This time, however, I do feel different. In a few days, on that notorious first day of the month of July, a new batch of Interns will come in, and I will be that second-year that they come to for answers.
Unlike in Canada or other countries where first-year residents are merely called “R1”, the hierarchy in the American medical field is further underscored by the terms “Intern” and “Senior.”
“Internship” is often said to be the toughest year of residency, during which the young doctor with her newly donned white coat has to prove to the world that she is tough enough to be a doctor. And of course, being at the very bottom of the feeding chain (because medical students aren’t even on the radar), interns, or first-years, are given all the “scut work.”
Scut work is basically tedious and what one might consider menial tasks that no one likes to do but which have to be done.

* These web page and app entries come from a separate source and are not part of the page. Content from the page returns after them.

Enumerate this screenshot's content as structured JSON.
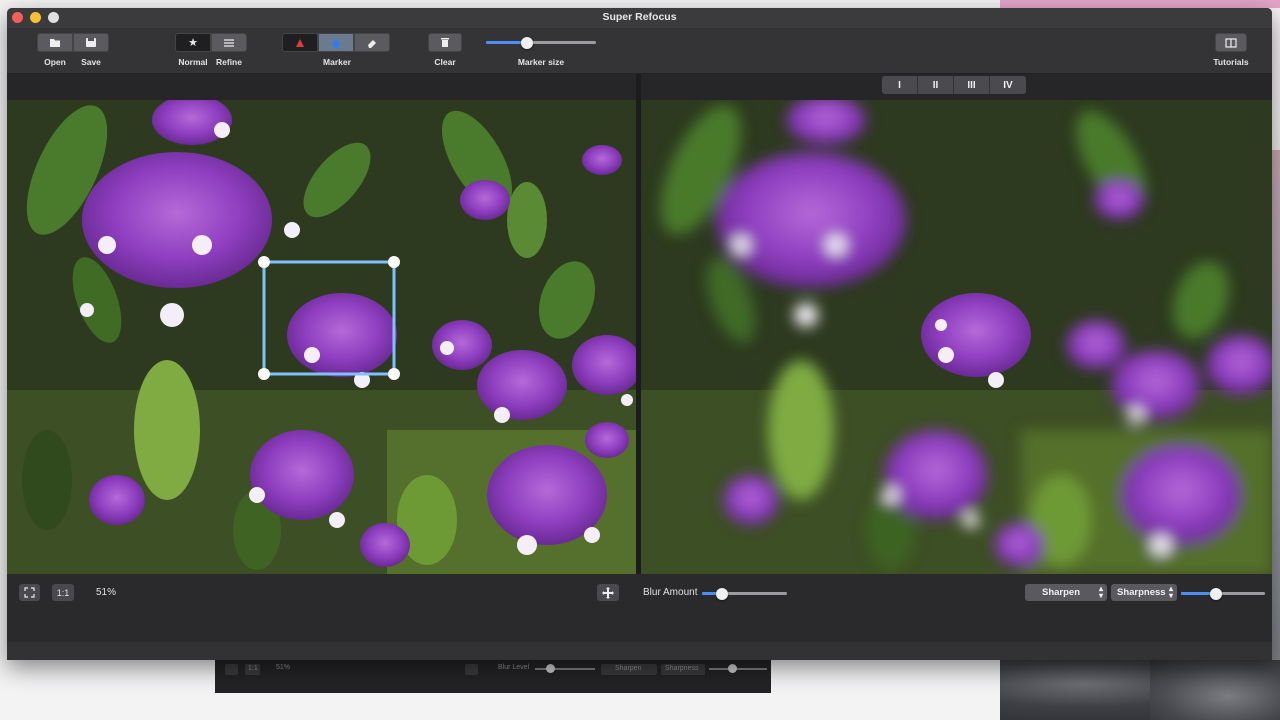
{
  "window": {
    "title": "Super Refocus"
  },
  "toolbar": {
    "open_label": "Open",
    "save_label": "Save",
    "normal_label": "Normal",
    "refine_label": "Refine",
    "marker_label": "Marker",
    "clear_label": "Clear",
    "marker_size_label": "Marker size",
    "marker_size_level": 0.37,
    "tutorials_label": "Tutorials"
  },
  "view_modes": [
    "I",
    "II",
    "III",
    "IV"
  ],
  "left_footer": {
    "fit_icon": "fullscreen-icon",
    "one_to_one": "1:1",
    "zoom": "51%"
  },
  "right_footer": {
    "blur_label": "Blur Amount",
    "blur_level": 0.24,
    "sharpen_select": "Sharpen",
    "sharpness_select": "Sharpness",
    "sharpness_level": 0.42
  },
  "background_window": {
    "one_to_one": "1:1",
    "zoom": "51%",
    "blur_label": "Blur Level",
    "sharpen": "Sharpen",
    "sharpness": "Sharpness"
  },
  "colors": {
    "accent": "#4b8ff7",
    "marker_red": "#e23b3b",
    "marker_blue": "#2e7df0",
    "selection": "#7fc1ff"
  },
  "icons": [
    "open-icon",
    "save-icon",
    "star-icon",
    "refine-icon",
    "marker-red-icon",
    "marker-blue-icon",
    "eraser-icon",
    "trash-icon",
    "tutorials-icon",
    "fullscreen-icon",
    "move-icon"
  ]
}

Common scut work includes calling a patient’s primary care physician to obtain their background information, faxing papers, waiting for papers to be faxed back, drawing blood, bringing the blood sample to the lab, filling out paperwork, running around the hospital looking for a cane because the patient cannot be discharged without one… the list is endless, and so are the hours.
I remember being awakened in the middle of the night by interminable pages. Feeling frustrated over a dispute with a nurse; angry because of a rude and aggressive patient; incompetent about not being able to figure out what was wrong with a patient and discouraged about just being a cog in the wheel.

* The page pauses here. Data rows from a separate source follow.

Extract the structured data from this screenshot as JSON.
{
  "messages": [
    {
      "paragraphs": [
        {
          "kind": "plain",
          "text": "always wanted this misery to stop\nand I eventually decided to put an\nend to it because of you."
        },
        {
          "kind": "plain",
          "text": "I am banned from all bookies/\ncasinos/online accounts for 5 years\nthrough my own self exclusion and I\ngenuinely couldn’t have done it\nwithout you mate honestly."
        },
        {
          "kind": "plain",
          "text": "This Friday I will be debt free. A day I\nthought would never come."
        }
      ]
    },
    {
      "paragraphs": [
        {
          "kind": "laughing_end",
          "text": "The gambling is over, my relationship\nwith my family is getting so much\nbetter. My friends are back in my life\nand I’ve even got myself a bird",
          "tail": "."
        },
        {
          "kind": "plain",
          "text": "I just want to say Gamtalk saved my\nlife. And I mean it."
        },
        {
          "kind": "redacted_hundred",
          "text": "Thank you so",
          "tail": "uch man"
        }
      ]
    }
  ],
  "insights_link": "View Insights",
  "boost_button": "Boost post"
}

And then one day, recently, I heard a code. A patient had crashed. I ran to the scene where my co-intern Dr. Aaron Pickrell was already giving chest compressions to a patient who had collapsed on the floor, and giving nurses orders. In that split second, I felt pride for my colleague and friend. I rushed to his side and took over the chest compressions. We asked the nurses to get the patient’s finger stick to check her blood sugar level, checked the patient’s blood oxygen level with a pulse oximeter, ordered dextrose, glucagon, epinephrine, ordered the respiratory therapist to administer oxygen… Of course it was not perfect, and it was messy, but there we were, “little interns”, acting like doctors.
More experienced residents and attendings arrived shortly, and guided us in our efforts to save this woman’s life.
Yes, this time, I do feel different. I feel like a doctor.